*** Opening Exercise material ***
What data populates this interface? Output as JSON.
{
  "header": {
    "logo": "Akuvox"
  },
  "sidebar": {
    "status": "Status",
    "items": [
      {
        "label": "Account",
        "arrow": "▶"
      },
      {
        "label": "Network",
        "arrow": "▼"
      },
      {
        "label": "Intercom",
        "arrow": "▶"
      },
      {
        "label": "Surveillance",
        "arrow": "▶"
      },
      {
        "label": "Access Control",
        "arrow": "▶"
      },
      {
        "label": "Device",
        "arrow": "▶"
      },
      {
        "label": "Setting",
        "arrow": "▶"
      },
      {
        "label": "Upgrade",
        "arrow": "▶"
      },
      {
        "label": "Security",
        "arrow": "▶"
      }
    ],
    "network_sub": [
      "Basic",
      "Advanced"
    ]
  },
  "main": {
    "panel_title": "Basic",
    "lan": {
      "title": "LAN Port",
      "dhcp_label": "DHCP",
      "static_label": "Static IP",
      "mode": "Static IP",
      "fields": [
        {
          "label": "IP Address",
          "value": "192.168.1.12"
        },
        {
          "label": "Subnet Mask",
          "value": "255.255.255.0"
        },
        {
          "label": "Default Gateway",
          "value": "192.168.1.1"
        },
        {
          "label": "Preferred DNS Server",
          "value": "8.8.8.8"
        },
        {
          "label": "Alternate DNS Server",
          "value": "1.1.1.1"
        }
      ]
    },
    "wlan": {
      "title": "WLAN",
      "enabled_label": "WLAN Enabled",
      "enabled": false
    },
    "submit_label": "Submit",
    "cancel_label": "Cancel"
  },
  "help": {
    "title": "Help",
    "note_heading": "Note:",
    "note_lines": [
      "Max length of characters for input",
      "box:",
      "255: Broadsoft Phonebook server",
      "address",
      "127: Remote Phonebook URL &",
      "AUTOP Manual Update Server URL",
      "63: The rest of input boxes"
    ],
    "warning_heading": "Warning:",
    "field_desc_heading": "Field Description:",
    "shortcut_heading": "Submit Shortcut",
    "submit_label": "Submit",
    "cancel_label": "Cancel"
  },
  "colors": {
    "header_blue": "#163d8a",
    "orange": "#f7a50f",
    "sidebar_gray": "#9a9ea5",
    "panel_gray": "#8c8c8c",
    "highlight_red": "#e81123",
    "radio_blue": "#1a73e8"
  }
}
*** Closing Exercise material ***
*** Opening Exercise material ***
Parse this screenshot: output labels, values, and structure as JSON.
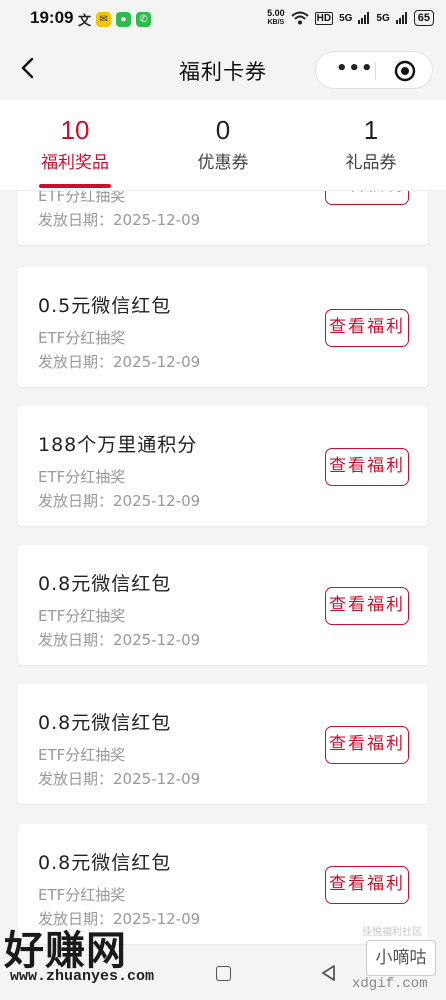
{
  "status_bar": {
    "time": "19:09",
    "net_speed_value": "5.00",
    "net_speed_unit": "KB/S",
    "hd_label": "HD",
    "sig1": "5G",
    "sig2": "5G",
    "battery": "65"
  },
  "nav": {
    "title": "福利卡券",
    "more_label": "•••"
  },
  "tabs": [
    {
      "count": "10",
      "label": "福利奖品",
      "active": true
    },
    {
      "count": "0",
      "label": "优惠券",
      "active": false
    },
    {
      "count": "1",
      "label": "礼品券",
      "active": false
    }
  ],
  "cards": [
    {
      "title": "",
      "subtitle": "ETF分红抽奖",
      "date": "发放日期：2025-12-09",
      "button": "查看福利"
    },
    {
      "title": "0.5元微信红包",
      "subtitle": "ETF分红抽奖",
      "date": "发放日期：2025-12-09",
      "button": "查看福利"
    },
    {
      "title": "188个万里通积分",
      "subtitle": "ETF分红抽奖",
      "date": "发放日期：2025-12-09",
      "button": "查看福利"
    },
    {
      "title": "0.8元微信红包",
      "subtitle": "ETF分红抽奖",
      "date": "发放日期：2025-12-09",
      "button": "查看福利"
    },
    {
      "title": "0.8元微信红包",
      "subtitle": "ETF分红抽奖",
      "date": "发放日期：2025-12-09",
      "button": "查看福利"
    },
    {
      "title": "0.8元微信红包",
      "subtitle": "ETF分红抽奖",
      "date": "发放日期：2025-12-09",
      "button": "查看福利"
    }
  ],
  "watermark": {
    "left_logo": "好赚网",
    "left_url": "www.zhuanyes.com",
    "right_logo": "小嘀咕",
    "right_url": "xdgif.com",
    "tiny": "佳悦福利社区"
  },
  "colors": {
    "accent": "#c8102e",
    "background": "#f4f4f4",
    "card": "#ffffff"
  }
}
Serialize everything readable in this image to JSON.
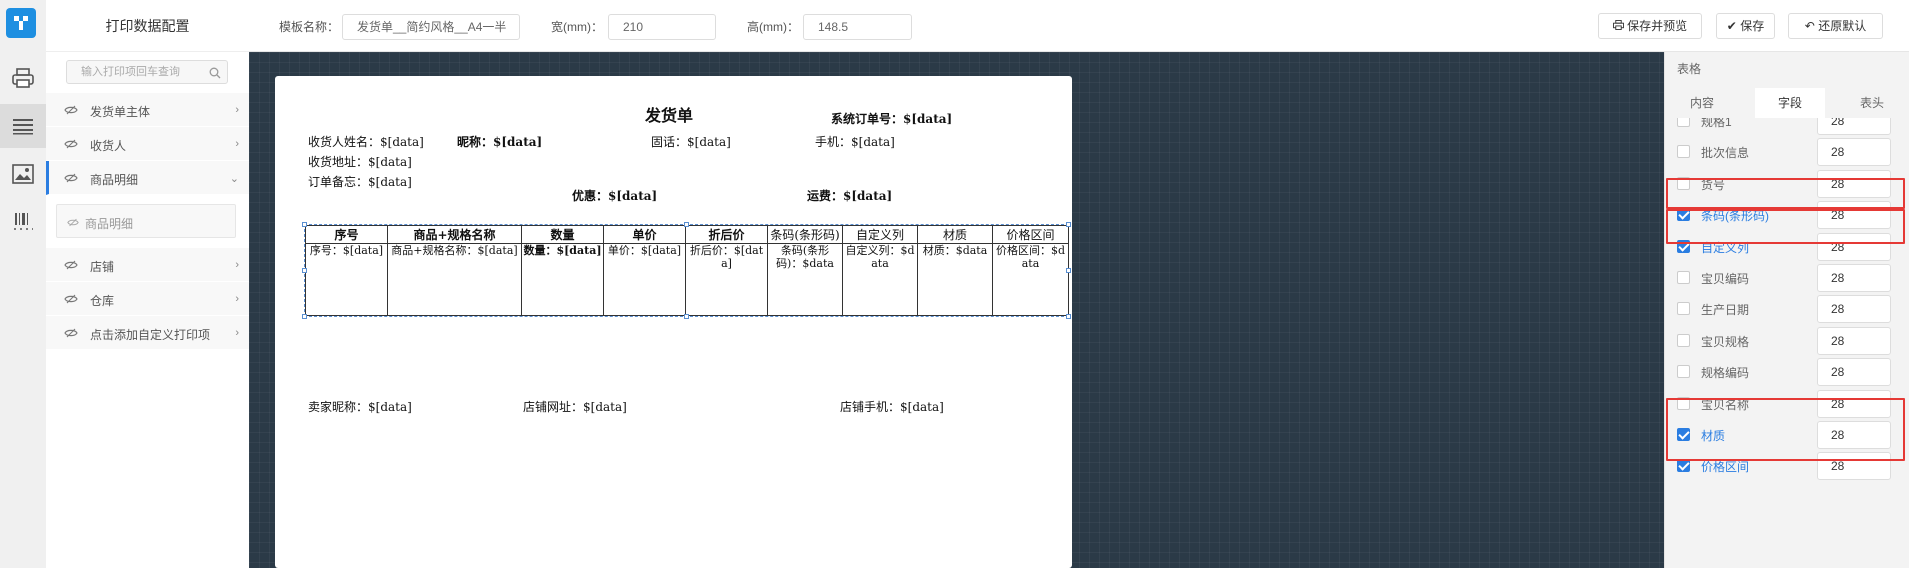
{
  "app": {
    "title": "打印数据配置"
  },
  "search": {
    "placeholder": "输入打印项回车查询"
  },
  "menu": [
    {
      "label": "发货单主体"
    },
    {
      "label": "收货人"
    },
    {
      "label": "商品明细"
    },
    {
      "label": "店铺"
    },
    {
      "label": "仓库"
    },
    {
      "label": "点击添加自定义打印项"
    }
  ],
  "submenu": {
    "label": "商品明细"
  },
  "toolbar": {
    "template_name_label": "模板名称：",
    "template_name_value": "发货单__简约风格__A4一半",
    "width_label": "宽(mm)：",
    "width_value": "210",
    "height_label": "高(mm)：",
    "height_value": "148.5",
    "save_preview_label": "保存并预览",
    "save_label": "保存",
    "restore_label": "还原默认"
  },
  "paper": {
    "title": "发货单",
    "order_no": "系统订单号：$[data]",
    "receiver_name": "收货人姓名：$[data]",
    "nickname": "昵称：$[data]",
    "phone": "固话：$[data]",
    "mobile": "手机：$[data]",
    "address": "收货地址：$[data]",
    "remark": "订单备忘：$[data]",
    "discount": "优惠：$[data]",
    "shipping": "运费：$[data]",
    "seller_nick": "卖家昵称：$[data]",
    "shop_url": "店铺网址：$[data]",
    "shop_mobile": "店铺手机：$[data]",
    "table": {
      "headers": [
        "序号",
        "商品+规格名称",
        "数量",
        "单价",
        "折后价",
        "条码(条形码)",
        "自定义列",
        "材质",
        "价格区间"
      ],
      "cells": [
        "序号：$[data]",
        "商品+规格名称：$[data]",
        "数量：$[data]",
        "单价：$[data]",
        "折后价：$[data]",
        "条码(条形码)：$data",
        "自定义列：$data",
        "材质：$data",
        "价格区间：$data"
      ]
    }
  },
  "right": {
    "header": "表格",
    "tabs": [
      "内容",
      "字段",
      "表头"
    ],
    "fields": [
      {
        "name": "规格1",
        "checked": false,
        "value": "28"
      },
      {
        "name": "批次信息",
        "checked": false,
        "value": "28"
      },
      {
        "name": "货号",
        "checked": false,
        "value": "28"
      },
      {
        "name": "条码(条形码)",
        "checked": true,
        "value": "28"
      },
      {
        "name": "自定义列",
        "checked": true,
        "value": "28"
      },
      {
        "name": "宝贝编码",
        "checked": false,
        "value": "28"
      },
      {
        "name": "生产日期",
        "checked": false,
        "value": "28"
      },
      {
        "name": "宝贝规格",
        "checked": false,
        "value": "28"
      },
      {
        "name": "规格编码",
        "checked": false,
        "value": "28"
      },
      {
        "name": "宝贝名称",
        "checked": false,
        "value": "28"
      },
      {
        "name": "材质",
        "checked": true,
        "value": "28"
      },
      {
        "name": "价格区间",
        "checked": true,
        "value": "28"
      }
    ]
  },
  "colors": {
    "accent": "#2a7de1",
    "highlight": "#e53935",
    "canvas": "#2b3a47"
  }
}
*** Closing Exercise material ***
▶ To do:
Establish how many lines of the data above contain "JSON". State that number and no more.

▶ Answer to the exercise:
3